* **WHAT TO PRODUCE**: Gather every line of the entries that includes the word "subtitle".

Data extracted from a collection
◇ ◇ ◇ ◇

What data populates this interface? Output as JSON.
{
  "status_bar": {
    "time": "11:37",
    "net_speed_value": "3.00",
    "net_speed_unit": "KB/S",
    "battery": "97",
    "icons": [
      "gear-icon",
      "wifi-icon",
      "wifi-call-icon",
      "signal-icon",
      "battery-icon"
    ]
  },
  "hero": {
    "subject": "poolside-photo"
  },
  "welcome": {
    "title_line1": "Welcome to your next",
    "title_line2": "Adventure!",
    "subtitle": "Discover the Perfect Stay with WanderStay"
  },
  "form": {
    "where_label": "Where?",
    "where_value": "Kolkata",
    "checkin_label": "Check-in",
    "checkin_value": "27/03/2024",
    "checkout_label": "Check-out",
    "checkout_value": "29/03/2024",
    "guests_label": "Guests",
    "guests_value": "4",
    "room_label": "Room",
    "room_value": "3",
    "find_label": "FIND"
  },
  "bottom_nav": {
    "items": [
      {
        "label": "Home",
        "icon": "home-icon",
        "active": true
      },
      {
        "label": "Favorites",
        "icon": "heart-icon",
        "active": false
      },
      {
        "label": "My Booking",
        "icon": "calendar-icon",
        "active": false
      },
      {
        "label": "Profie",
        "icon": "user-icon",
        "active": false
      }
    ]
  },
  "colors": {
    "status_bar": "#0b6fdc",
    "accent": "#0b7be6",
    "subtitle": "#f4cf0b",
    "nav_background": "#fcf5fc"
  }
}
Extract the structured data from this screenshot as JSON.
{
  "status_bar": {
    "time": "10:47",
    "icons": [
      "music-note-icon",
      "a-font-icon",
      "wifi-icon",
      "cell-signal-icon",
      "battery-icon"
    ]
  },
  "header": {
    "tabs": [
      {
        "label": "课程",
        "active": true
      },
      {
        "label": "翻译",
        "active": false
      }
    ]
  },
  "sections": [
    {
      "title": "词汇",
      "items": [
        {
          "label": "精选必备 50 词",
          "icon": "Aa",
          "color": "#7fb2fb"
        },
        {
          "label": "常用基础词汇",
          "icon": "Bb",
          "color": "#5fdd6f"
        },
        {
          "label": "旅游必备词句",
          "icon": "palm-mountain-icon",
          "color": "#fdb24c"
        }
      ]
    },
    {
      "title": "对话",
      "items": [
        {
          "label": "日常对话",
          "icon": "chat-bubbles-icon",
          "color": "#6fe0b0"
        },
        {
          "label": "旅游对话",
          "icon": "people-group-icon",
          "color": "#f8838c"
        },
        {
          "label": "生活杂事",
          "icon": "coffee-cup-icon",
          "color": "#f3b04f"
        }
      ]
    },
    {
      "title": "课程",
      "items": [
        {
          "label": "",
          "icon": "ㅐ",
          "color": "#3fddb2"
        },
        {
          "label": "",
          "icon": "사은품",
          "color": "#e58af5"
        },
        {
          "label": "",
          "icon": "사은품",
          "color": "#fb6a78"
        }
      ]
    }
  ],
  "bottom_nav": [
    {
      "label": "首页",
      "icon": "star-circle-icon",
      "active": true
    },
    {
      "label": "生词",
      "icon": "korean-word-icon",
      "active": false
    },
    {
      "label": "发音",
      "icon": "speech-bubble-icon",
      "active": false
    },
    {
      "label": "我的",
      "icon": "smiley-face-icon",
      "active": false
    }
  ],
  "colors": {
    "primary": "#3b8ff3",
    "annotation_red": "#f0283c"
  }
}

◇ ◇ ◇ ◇

* **EXERCISE SOLUTION**:
    "subtitle": "Discover the Perfect Stay with WanderStay"
    "subtitle": "#f4cf0b",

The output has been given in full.